Assess your strategy

The benefits of holding events are far-reaching. Fundraising consultant, Helen Alderson explains why they work so well for schools

If you’re starting to think about what kind of events you might hold this year, take a step back to consider exactly what is achieved by holding events. Once you have that information, use it to make sure this year’s events are the right ones for you. Here are some things you might want to think about:

Why hold events?

Supporter engagement: Events are an excellent way to engage the community, contact supporters and build relationships. They offer a chance to re-engage with parents who have dropped off the radar while showing new families and members of the community what your PTA is up to.

Build positive experiences and increase awareness: A unique aspect of event fundraising is the hit of positivity when people come together, whether that’s virtually or face-to-face, to support your cause. Find ways to make the event a conversation topic in itself and you can increase your PTA’s profile at the same time.

Retain supporters: The more you can keep your current supporters, the easier your job is during the rest of the year.

Fundraising: Charities hold events to raise funds towards the success and continuation of their services.

When you’re trying to work out what to do, don’t underestimate the value of speaking with your supporters. Contact as many people as possible and show you are listening. Ask how they are and how coronavirus has affected them. Clearly communicate the effect the pandemic has had on school funds and on planned PTA fundraising. If you have ongoing commitments to wish list items such as subscription resources, explain why it’s important to continue to fund them and what school life will look like as a result. Give people the opportunity to ask how they can help – would they rather participate in a big event or make a one-off donation this year instead?

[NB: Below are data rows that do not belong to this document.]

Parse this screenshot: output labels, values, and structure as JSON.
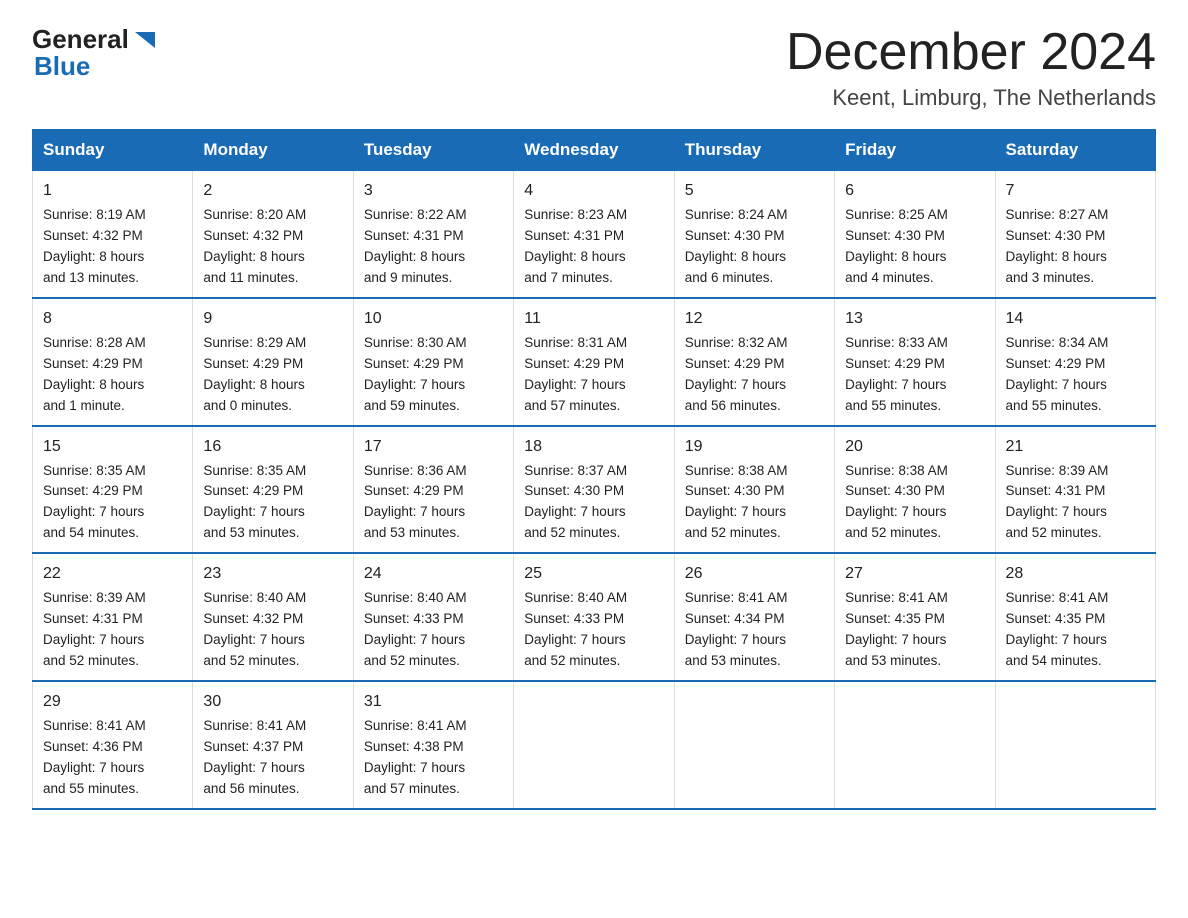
{
  "logo": {
    "text_general": "General",
    "triangle_color": "#1a6bb5",
    "text_blue": "Blue"
  },
  "header": {
    "month_year": "December 2024",
    "location": "Keent, Limburg, The Netherlands"
  },
  "days_of_week": [
    "Sunday",
    "Monday",
    "Tuesday",
    "Wednesday",
    "Thursday",
    "Friday",
    "Saturday"
  ],
  "weeks": [
    [
      {
        "day": "1",
        "sunrise": "8:19 AM",
        "sunset": "4:32 PM",
        "daylight": "8 hours and 13 minutes."
      },
      {
        "day": "2",
        "sunrise": "8:20 AM",
        "sunset": "4:32 PM",
        "daylight": "8 hours and 11 minutes."
      },
      {
        "day": "3",
        "sunrise": "8:22 AM",
        "sunset": "4:31 PM",
        "daylight": "8 hours and 9 minutes."
      },
      {
        "day": "4",
        "sunrise": "8:23 AM",
        "sunset": "4:31 PM",
        "daylight": "8 hours and 7 minutes."
      },
      {
        "day": "5",
        "sunrise": "8:24 AM",
        "sunset": "4:30 PM",
        "daylight": "8 hours and 6 minutes."
      },
      {
        "day": "6",
        "sunrise": "8:25 AM",
        "sunset": "4:30 PM",
        "daylight": "8 hours and 4 minutes."
      },
      {
        "day": "7",
        "sunrise": "8:27 AM",
        "sunset": "4:30 PM",
        "daylight": "8 hours and 3 minutes."
      }
    ],
    [
      {
        "day": "8",
        "sunrise": "8:28 AM",
        "sunset": "4:29 PM",
        "daylight": "8 hours and 1 minute."
      },
      {
        "day": "9",
        "sunrise": "8:29 AM",
        "sunset": "4:29 PM",
        "daylight": "8 hours and 0 minutes."
      },
      {
        "day": "10",
        "sunrise": "8:30 AM",
        "sunset": "4:29 PM",
        "daylight": "7 hours and 59 minutes."
      },
      {
        "day": "11",
        "sunrise": "8:31 AM",
        "sunset": "4:29 PM",
        "daylight": "7 hours and 57 minutes."
      },
      {
        "day": "12",
        "sunrise": "8:32 AM",
        "sunset": "4:29 PM",
        "daylight": "7 hours and 56 minutes."
      },
      {
        "day": "13",
        "sunrise": "8:33 AM",
        "sunset": "4:29 PM",
        "daylight": "7 hours and 55 minutes."
      },
      {
        "day": "14",
        "sunrise": "8:34 AM",
        "sunset": "4:29 PM",
        "daylight": "7 hours and 55 minutes."
      }
    ],
    [
      {
        "day": "15",
        "sunrise": "8:35 AM",
        "sunset": "4:29 PM",
        "daylight": "7 hours and 54 minutes."
      },
      {
        "day": "16",
        "sunrise": "8:35 AM",
        "sunset": "4:29 PM",
        "daylight": "7 hours and 53 minutes."
      },
      {
        "day": "17",
        "sunrise": "8:36 AM",
        "sunset": "4:29 PM",
        "daylight": "7 hours and 53 minutes."
      },
      {
        "day": "18",
        "sunrise": "8:37 AM",
        "sunset": "4:30 PM",
        "daylight": "7 hours and 52 minutes."
      },
      {
        "day": "19",
        "sunrise": "8:38 AM",
        "sunset": "4:30 PM",
        "daylight": "7 hours and 52 minutes."
      },
      {
        "day": "20",
        "sunrise": "8:38 AM",
        "sunset": "4:30 PM",
        "daylight": "7 hours and 52 minutes."
      },
      {
        "day": "21",
        "sunrise": "8:39 AM",
        "sunset": "4:31 PM",
        "daylight": "7 hours and 52 minutes."
      }
    ],
    [
      {
        "day": "22",
        "sunrise": "8:39 AM",
        "sunset": "4:31 PM",
        "daylight": "7 hours and 52 minutes."
      },
      {
        "day": "23",
        "sunrise": "8:40 AM",
        "sunset": "4:32 PM",
        "daylight": "7 hours and 52 minutes."
      },
      {
        "day": "24",
        "sunrise": "8:40 AM",
        "sunset": "4:33 PM",
        "daylight": "7 hours and 52 minutes."
      },
      {
        "day": "25",
        "sunrise": "8:40 AM",
        "sunset": "4:33 PM",
        "daylight": "7 hours and 52 minutes."
      },
      {
        "day": "26",
        "sunrise": "8:41 AM",
        "sunset": "4:34 PM",
        "daylight": "7 hours and 53 minutes."
      },
      {
        "day": "27",
        "sunrise": "8:41 AM",
        "sunset": "4:35 PM",
        "daylight": "7 hours and 53 minutes."
      },
      {
        "day": "28",
        "sunrise": "8:41 AM",
        "sunset": "4:35 PM",
        "daylight": "7 hours and 54 minutes."
      }
    ],
    [
      {
        "day": "29",
        "sunrise": "8:41 AM",
        "sunset": "4:36 PM",
        "daylight": "7 hours and 55 minutes."
      },
      {
        "day": "30",
        "sunrise": "8:41 AM",
        "sunset": "4:37 PM",
        "daylight": "7 hours and 56 minutes."
      },
      {
        "day": "31",
        "sunrise": "8:41 AM",
        "sunset": "4:38 PM",
        "daylight": "7 hours and 57 minutes."
      },
      null,
      null,
      null,
      null
    ]
  ],
  "labels": {
    "sunrise": "Sunrise:",
    "sunset": "Sunset:",
    "daylight": "Daylight:"
  }
}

Which event is right for us now?

If you’ve held events recently, work out which ones were truly successful. What was popular and what made money? If you have any data, use it to inform you. Assess the benefits by asking yourself the following questions:

Did we get the number of participants we wanted? Was there a lot of interest at the start, but numbers dropped off when it came to people actually turning up? Why could that be? Would better promotion make the event stand out from the crowd?

Did the amount raised match our target? If not, what happened to create the shortfall?

Did we get good return on investment? Include volunteer time and effort in your calculation. Did an event’s preparation take up a lot of time, which could have been spent more productively another way?

Did we get good feedback from parents and the school? Did the event bring people together in a positive way? What was the chat about in the class groups? If the answers are overwhelmingly positive, it’s the right event for you. If not, be brave. This is your chance to try something different.


Further reading